So now I have two pairs to lug to the City of Lights.  Now if only the French Consulate here in New York would be so kind as to give me my visa.


Biting one's tongue

My mom has advised me time and again to just bite my tongue and not say a word.  But sometimes silence can mean letting an open wound fester into something that can erupt — so I am not wont to be so pliant when it comes to that.

Instead I end up speaking my mind out which sometimes leads to my undoing.  It’s usually the case when I try to join a conversation between father (my husband) and the stepson.  Sometimes I really should just stay out of it — then again, I find myself putting my two cents’ worth in because I want to help the hubby make a point, or simply because I have to say what I want to say.

So what’s the big deal about having a fourteen year old keep his own cellphone?  He actually had one since just after turning 13, but the unfortunate turn of events where his grades are concerned have caused it to be confiscated.  It was originally a free-to-go phone given as a gift by his godmother/my sister-in-law for his 13th birthday in April.  Then December of the same year, the Kyocera phone from Virgin Records came out, with the phone alone costing $150.. (!) 

I am unabashedly partial to Nokia, and Kyocera is a virtual unknown in the field of telecommunications, but what got my goat was a 13 year old being given a $150 phone.  I couldn’t believe my husband was doing it.  Forget that his aunt had just gifted him with one a few months ago — what values were we teaching him?

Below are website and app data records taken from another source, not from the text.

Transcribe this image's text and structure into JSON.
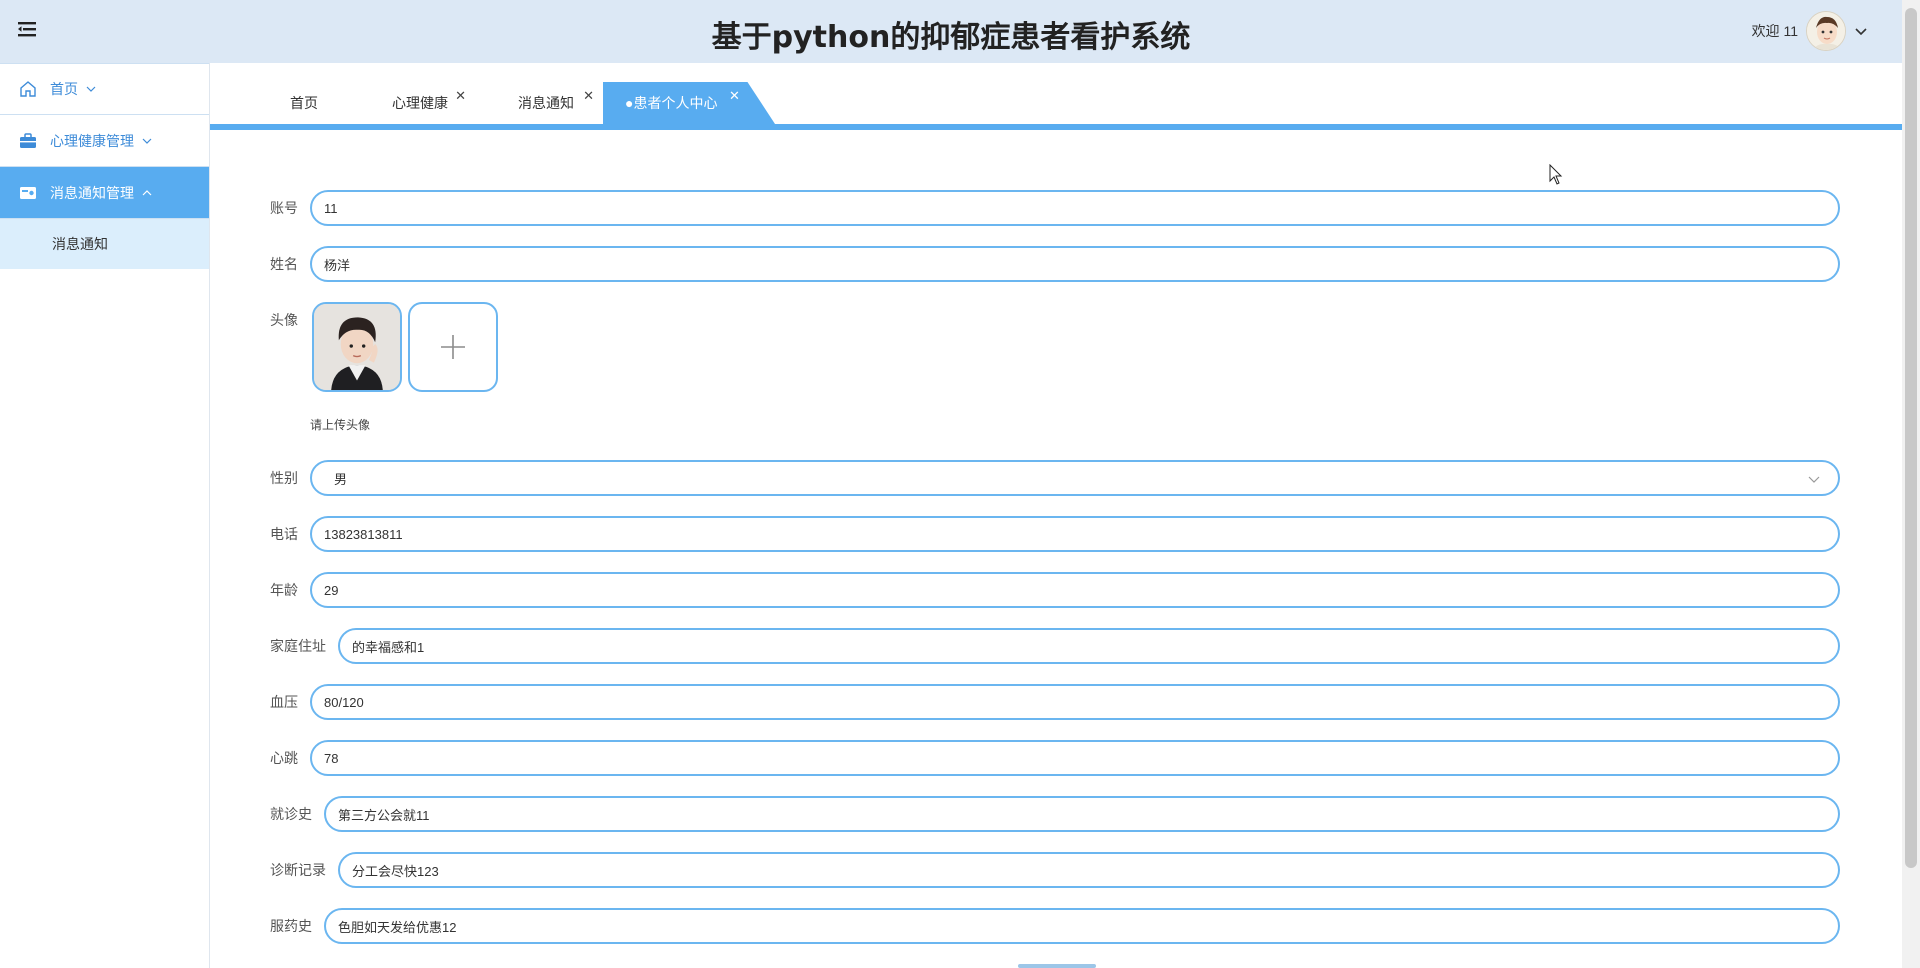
{
  "header": {
    "title": "基于python的抑郁症患者看护系统",
    "welcome": "欢迎 11"
  },
  "sidebar": {
    "items": [
      {
        "label": "首页",
        "icon": "home-icon"
      },
      {
        "label": "心理健康管理",
        "icon": "briefcase-icon"
      },
      {
        "label": "消息通知管理",
        "icon": "card-icon"
      }
    ],
    "subitems": [
      {
        "label": "消息通知"
      }
    ]
  },
  "tabs": [
    {
      "label": "首页",
      "closable": false
    },
    {
      "label": "心理健康",
      "closable": true
    },
    {
      "label": "消息通知",
      "closable": true
    },
    {
      "label": "●患者个人中心",
      "closable": true,
      "active": true
    }
  ],
  "form": {
    "account": {
      "label": "账号",
      "value": "11"
    },
    "name": {
      "label": "姓名",
      "value": "杨洋"
    },
    "avatar": {
      "label": "头像",
      "hint": "请上传头像"
    },
    "gender": {
      "label": "性别",
      "value": "男"
    },
    "phone": {
      "label": "电话",
      "value": "13823813811"
    },
    "age": {
      "label": "年龄",
      "value": "29"
    },
    "address": {
      "label": "家庭住址",
      "value": "的幸福感和1"
    },
    "blood_pressure": {
      "label": "血压",
      "value": "80/120"
    },
    "heart_rate": {
      "label": "心跳",
      "value": "78"
    },
    "visit_history": {
      "label": "就诊史",
      "value": "第三方公会就11"
    },
    "diagnosis": {
      "label": "诊断记录",
      "value": "分工会尽快123"
    },
    "medication": {
      "label": "服药史",
      "value": "色胆如天发给优惠12"
    }
  },
  "colors": {
    "accent": "#58acf0",
    "header_bg": "#dce8f5",
    "field_border": "#6bb6f0"
  }
}
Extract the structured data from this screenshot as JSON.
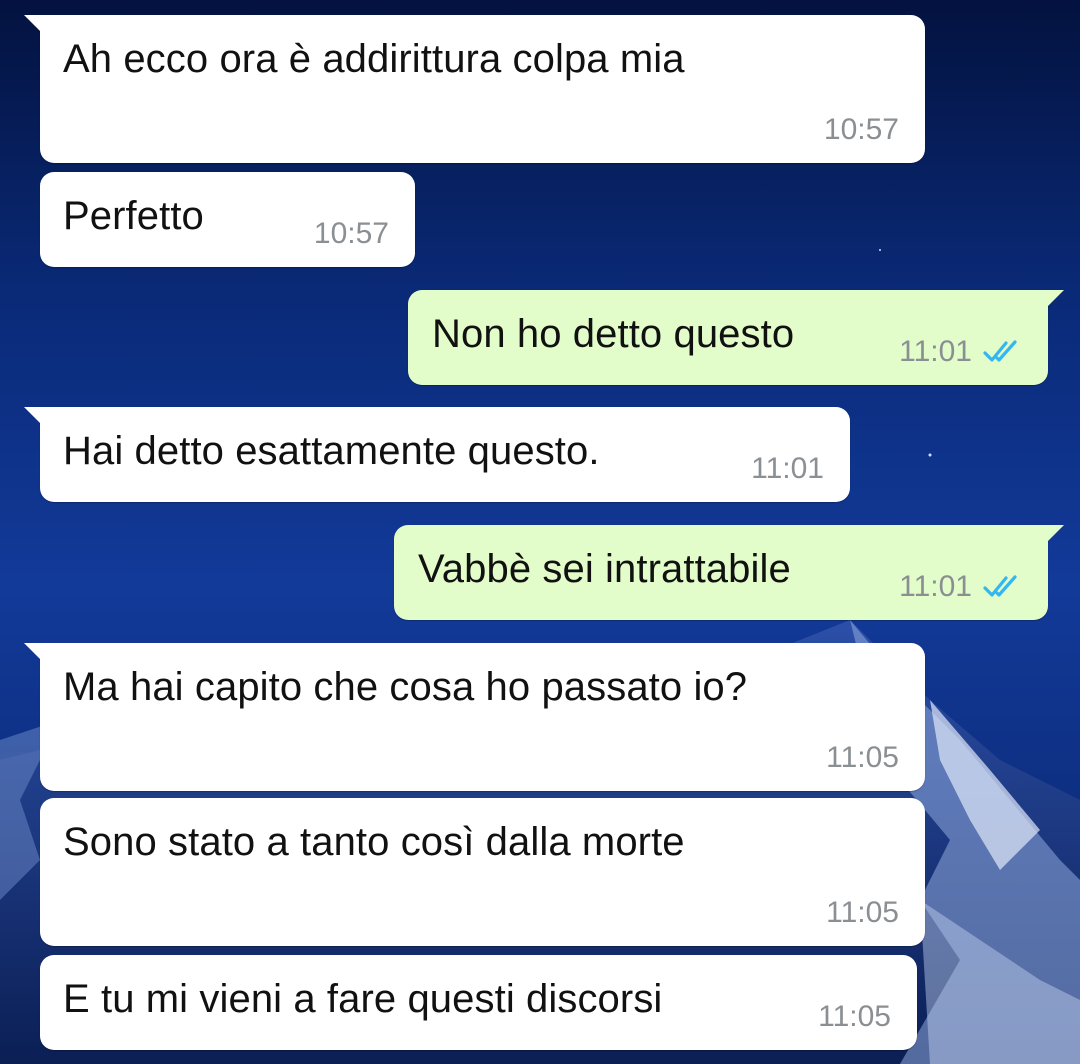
{
  "colors": {
    "incoming_bubble": "#ffffff",
    "outgoing_bubble": "#e2fdc9",
    "timestamp": "#8a8f93",
    "read_ticks": "#34b7f1"
  },
  "messages": [
    {
      "direction": "incoming",
      "text": "Ah ecco ora è addirittura colpa mia",
      "time": "10:57"
    },
    {
      "direction": "incoming",
      "text": "Perfetto",
      "time": "10:57"
    },
    {
      "direction": "outgoing",
      "text": "Non ho detto questo",
      "time": "11:01",
      "status_icon": "double-check-read-icon"
    },
    {
      "direction": "incoming",
      "text": "Hai detto esattamente questo.",
      "time": "11:01"
    },
    {
      "direction": "outgoing",
      "text": "Vabbè sei intrattabile",
      "time": "11:01",
      "status_icon": "double-check-read-icon"
    },
    {
      "direction": "incoming",
      "text": "Ma hai capito che cosa ho passato io?",
      "time": "11:05"
    },
    {
      "direction": "incoming",
      "text": "Sono stato a tanto così dalla morte",
      "time": "11:05"
    },
    {
      "direction": "incoming",
      "text": "E tu mi vieni a fare questi discorsi",
      "time": "11:05"
    }
  ]
}
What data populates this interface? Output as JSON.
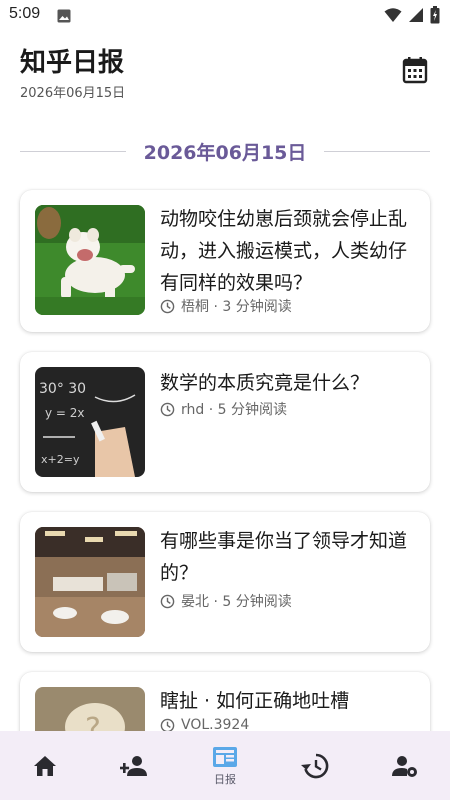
{
  "status_bar": {
    "time": "5:09"
  },
  "header": {
    "title": "知乎日报",
    "date": "2026年06月15日"
  },
  "divider": {
    "date": "2026年06月15日"
  },
  "stories": [
    {
      "title": "动物咬住幼崽后颈就会停止乱动，进入搬运模式，人类幼仔有同样的效果吗？",
      "meta": "梧桐 · 3 分钟阅读"
    },
    {
      "title": "数学的本质究竟是什么？",
      "meta": "rhd · 5 分钟阅读"
    },
    {
      "title": "有哪些事是你当了领导才知道的？",
      "meta": "晏北 · 5 分钟阅读"
    },
    {
      "title": "瞎扯 · 如何正确地吐槽",
      "meta": "VOL.3924"
    }
  ],
  "bottom_nav": {
    "items": [
      {
        "icon": "home-icon",
        "label": ""
      },
      {
        "icon": "person-add-icon",
        "label": ""
      },
      {
        "icon": "daily-icon",
        "label": "日报",
        "active": true
      },
      {
        "icon": "history-icon",
        "label": ""
      },
      {
        "icon": "account-settings-icon",
        "label": ""
      }
    ]
  },
  "colors": {
    "accent": "#6a5a98",
    "nav_bg": "#f3edf7",
    "active_icon": "#5aa8e8"
  }
}
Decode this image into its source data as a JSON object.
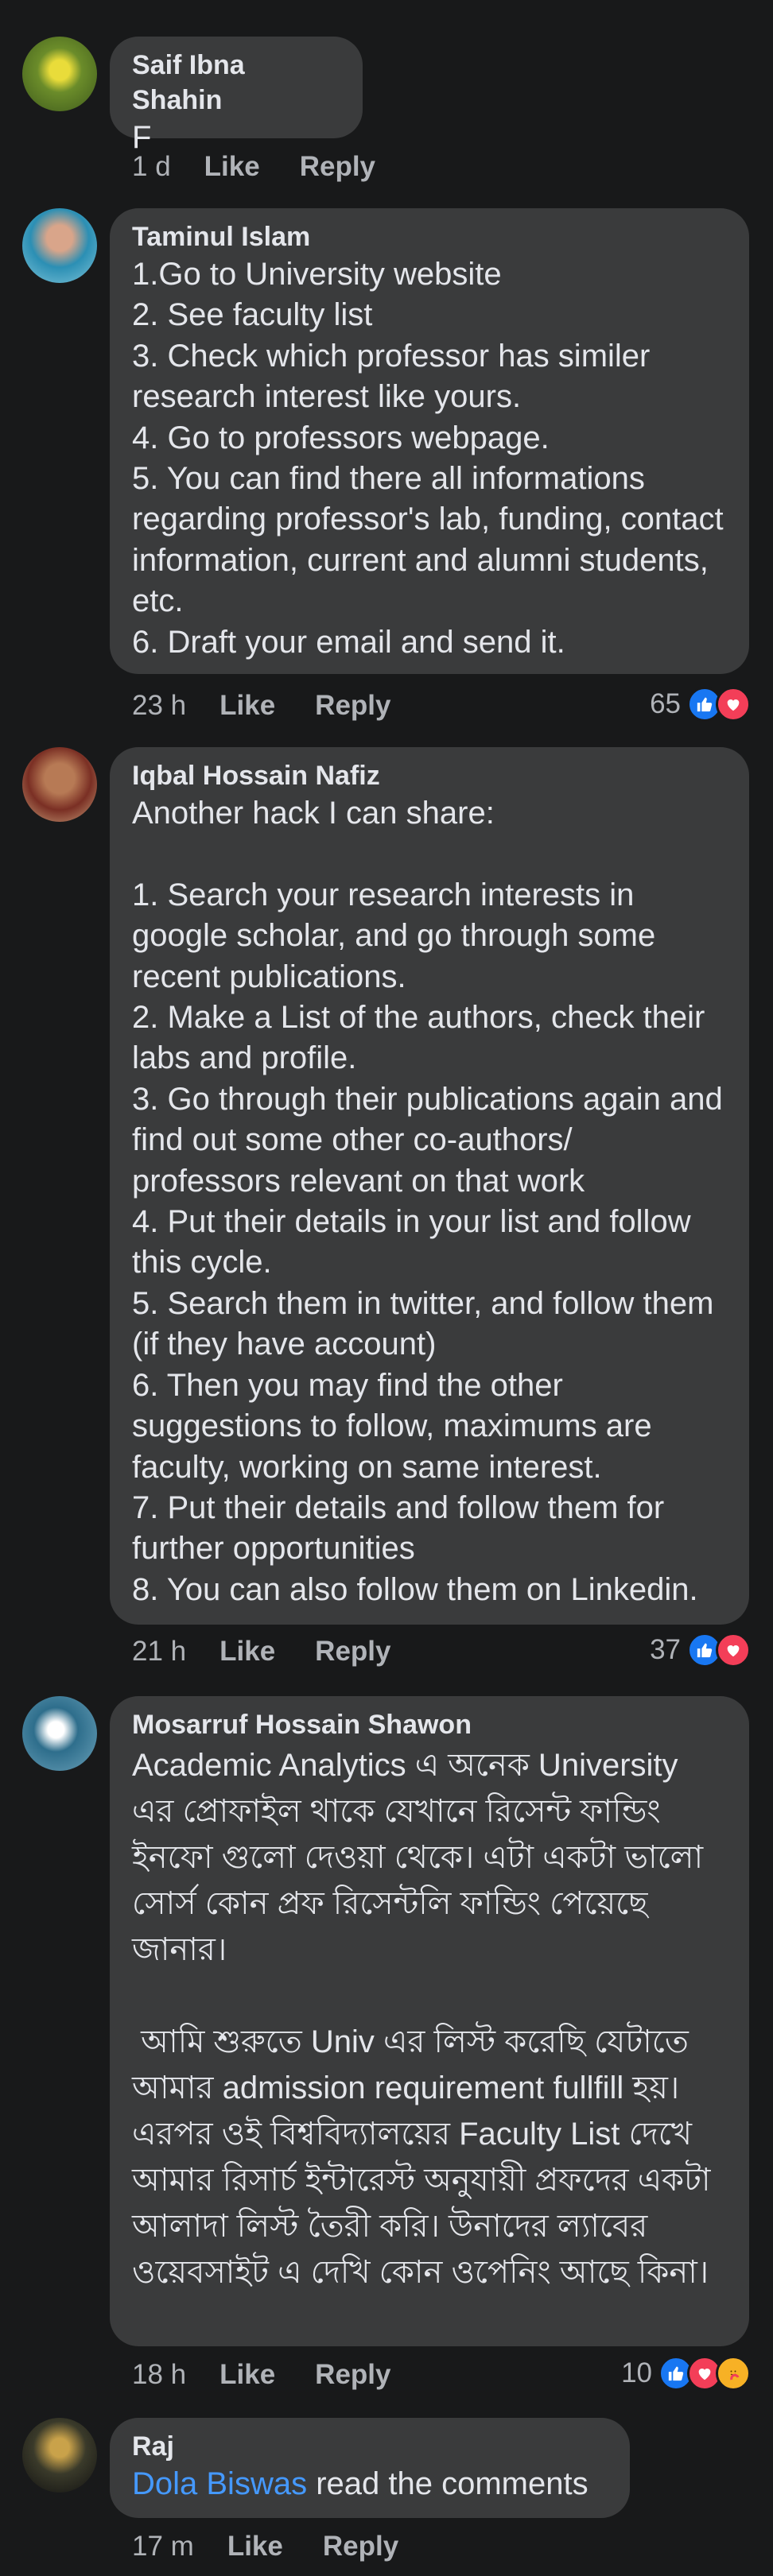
{
  "comments": [
    {
      "author": "Saif Ibna Shahin",
      "text": "F",
      "time": "1 d",
      "like": "Like",
      "reply": "Reply"
    },
    {
      "author": "Taminul Islam",
      "text": "1.Go to University website\n2. See faculty list\n3. Check which professor has similer research interest like yours.\n4. Go to professors webpage.\n5. You can find there all informations regarding professor's lab, funding, contact information, current and alumni students, etc.\n6. Draft your email and send it.",
      "time": "23 h",
      "like": "Like",
      "reply": "Reply",
      "reactions": "65"
    },
    {
      "author": "Iqbal Hossain Nafiz",
      "text": "Another hack I can share:\n\n1. Search your research interests in google scholar, and go through some recent publications.\n2. Make a List of the authors, check their labs and profile.\n3. Go through their publications again and find out some other co-authors/ professors relevant on that work\n4. Put their details in your list and follow this cycle.\n5. Search them in twitter, and follow them (if they have account)\n6. Then you may find the other suggestions to follow, maximums are faculty, working on same interest.\n7. Put their details and follow them for further opportunities\n8. You can also follow them on Linkedin.",
      "time": "21 h",
      "like": "Like",
      "reply": "Reply",
      "reactions": "37"
    },
    {
      "author": "Mosarruf Hossain Shawon",
      "text": "Academic Analytics এ অনেক University এর প্রোফাইল থাকে যেখানে রিসেন্ট ফান্ডিং ইনফো গুলো দেওয়া থেকে। এটা একটা ভালো সোর্স কোন প্রফ রিসেন্টলি ফান্ডিং পেয়েছে জানার।\n\n আমি শুরুতে Univ এর লিস্ট করেছি যেটাতে আমার admission requirement fullfill হয়। এরপর ওই বিশ্ববিদ্যালয়ের Faculty List দেখে আমার রিসার্চ ইন্টারেস্ট অনুযায়ী প্রফদের একটা আলাদা লিস্ট তৈরী করি। উনাদের ল্যাবের ওয়েবসাইট এ দেখি কোন ওপেনিং আছে কিনা।",
      "time": "18 h",
      "like": "Like",
      "reply": "Reply",
      "reactions": "10"
    },
    {
      "author": "Raj",
      "mention": "Dola Biswas",
      "text": " read the comments",
      "time": "17 m",
      "like": "Like",
      "reply": "Reply"
    }
  ],
  "colors": {
    "background": "#18191a",
    "bubble": "#3a3b3c",
    "text": "#e4e6eb",
    "meta": "#b0b3b8",
    "link": "#4599ff",
    "like_reaction": "#1877f2",
    "love_reaction": "#f33e58",
    "care_reaction": "#f7b125"
  },
  "icons": [
    "thumbs-up-reaction-icon",
    "heart-reaction-icon",
    "care-reaction-icon"
  ]
}
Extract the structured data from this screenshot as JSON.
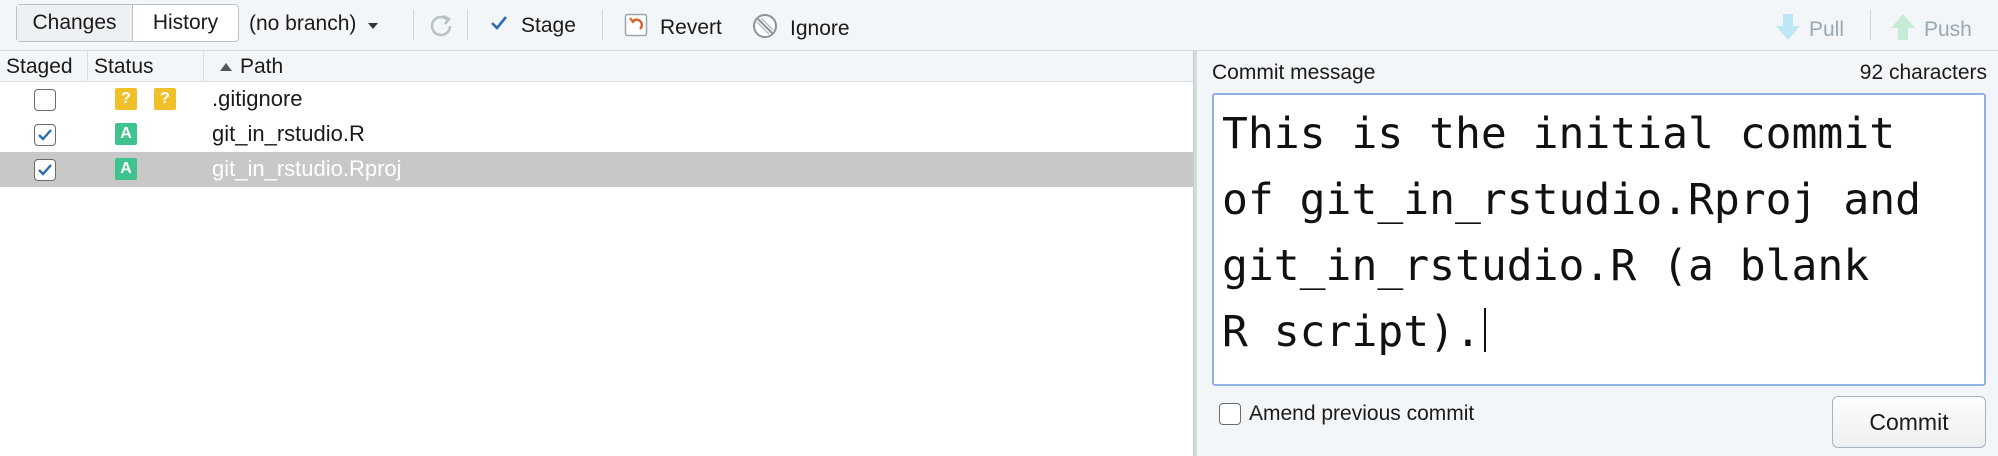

I remember so clearly that he had asked me if I would feel the same way if it were my own son.  Angel wasn’t even in my womb then.  Without batting an eyelash I told him yes, I would put my foot down and not allow him to give my kid such an outlandishly expensive/impractical present — because I believe a child has to be taught the value of gift giving and responsibility for the gifts they receive from family or friends.

These days I still try to help in the department of teaching him about the values which we hope will help him face the world out there.  It is an even more difficult task because he is now almost 15 years old with ideas about how the world turns and how it should treat him.  Specifically — how it owes him what his heart desires. 

It can be very difficult when one tries to weigh when to speak out and what to say.  More so in a house where there’s only the hubby, Angelo, myself, Lola ( who very rarely speaks her mind out in this department) and the 14-year-old.  So should I bite my tongue and just leave him be?  I keep being reminded by a passage I had opened one time I ventured to pray and do some Bible-cutting.  It was a passage in Galatians which said something to the effect that when we see something wrong happening in front of our eyes, it is our Christian duty to say something.  Otherwise, we are doing the same wrong as that which we are witnessing before us.  Of course I’m paraphrasing.. the thought of the passage, however, has been indelibly etched in my mind and heart.

A sigh just escaped my lips.. this is one of the challenges of stepmotherhood.  It is a parent’s prerogative which I don’t have, yet as a Christian and a person with compassion, I feel inclined to say what has to be said.

I try to keep it in, but I only succeed half the time.  And half of that half, I wish I had heeded my mother’s words, but there is that other half when I find there was wisdom in speaking out.